Today he owns two galleries in Jeddah from where he exhibits artwork and sculptures from around the world. 

Binjabi revealed his incredible story to Arab News while at work painting on canvas at a recent Jeddah book fair.

Hisham Binjabi made works of art not only for the Saudi royal family, but royalty in other countries too. (Photos/Supplied)

From the age of three, when he painted the walls of his family home in black, Binjabi has never lost his appetite for art. His talent was recognized at school where he was known as the “boy who paints,” and although he chose to major in science, a teacher spotted his artistic skills and taught him the basics of mixing colors.

Binjabi said: “After that I started to practice, and whenever I didn’t need to attend a class, I would escape to the painting room.
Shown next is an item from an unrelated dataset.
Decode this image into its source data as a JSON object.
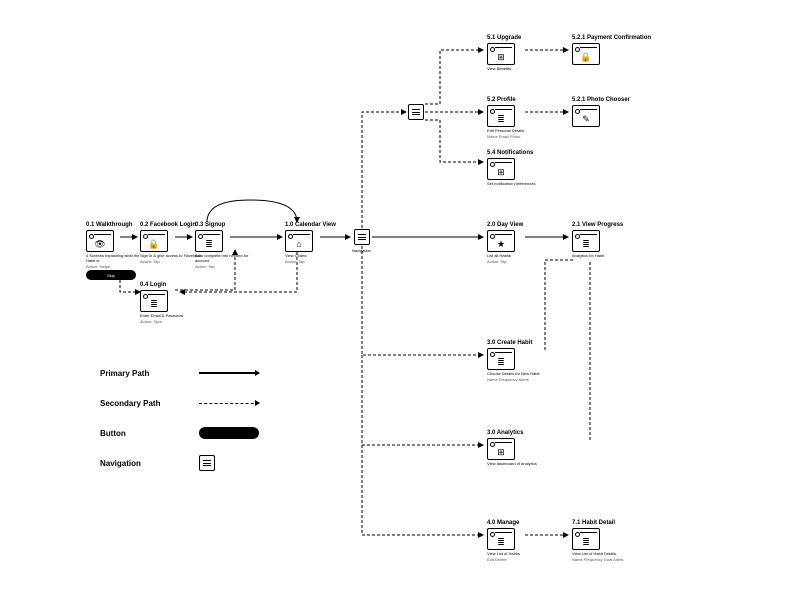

As I became stronger with the use of colors, my teacher suggested I pick a subject to paint and I chose to do a portrait of King Faisal.”

After framing his picture, Binjabi was spotted carrying his creation down the street by the then-minister of education, who was so taken by it that he invited the teenager to present it to King Faisal himself. 

On the right track

The young artist continued to paint in his home and later studied English literature at King Abdul Aziz University, where again his talents were spotted. 

The dean of the university asked him to produce a painting to display in a tent, and this time the subject was to be camels.

During a visit to the campus, the then-King Khaled saw the painting and asked to meet the artist. “Before I knew it, I was standing in front of King Khaled,” said Binjabi. 

“The king asked me why I had painted camels, and I told him that camels were the friends of Bedouin people.”

The king invited Binjabi to go to Riyadh and attend the first ever Janadriyah Festival, and from then on his works became highly prized by royalty. The then-Prince Abdullah bin Abdul Aziz asked him to produce a painting of his guests, a French prince and Sheikh Zayed of the UAE, watching camels through binoculars. 

As a result, Binjabi was invited to stay at Sheikh Zayed’s palace in Abu Dhabi, where he spent four months painting a family portrait for the leader.

Former Egyptian President Hosni Mubarak was to be another of Binjabi’s distinguished clients, and even while studying for a Master’s degree in Lebanon, he painted for the king of Lebanon.

He said: “It did get overwhelming. I never asked to be associated with royalty, it just happened. Something in my heart kept pushing me along and telling me I was on the right track.”

Today he still represents the Kingdom in many different countries. 

“My life is full of stories about art which I find inspirational,” Binjabi added.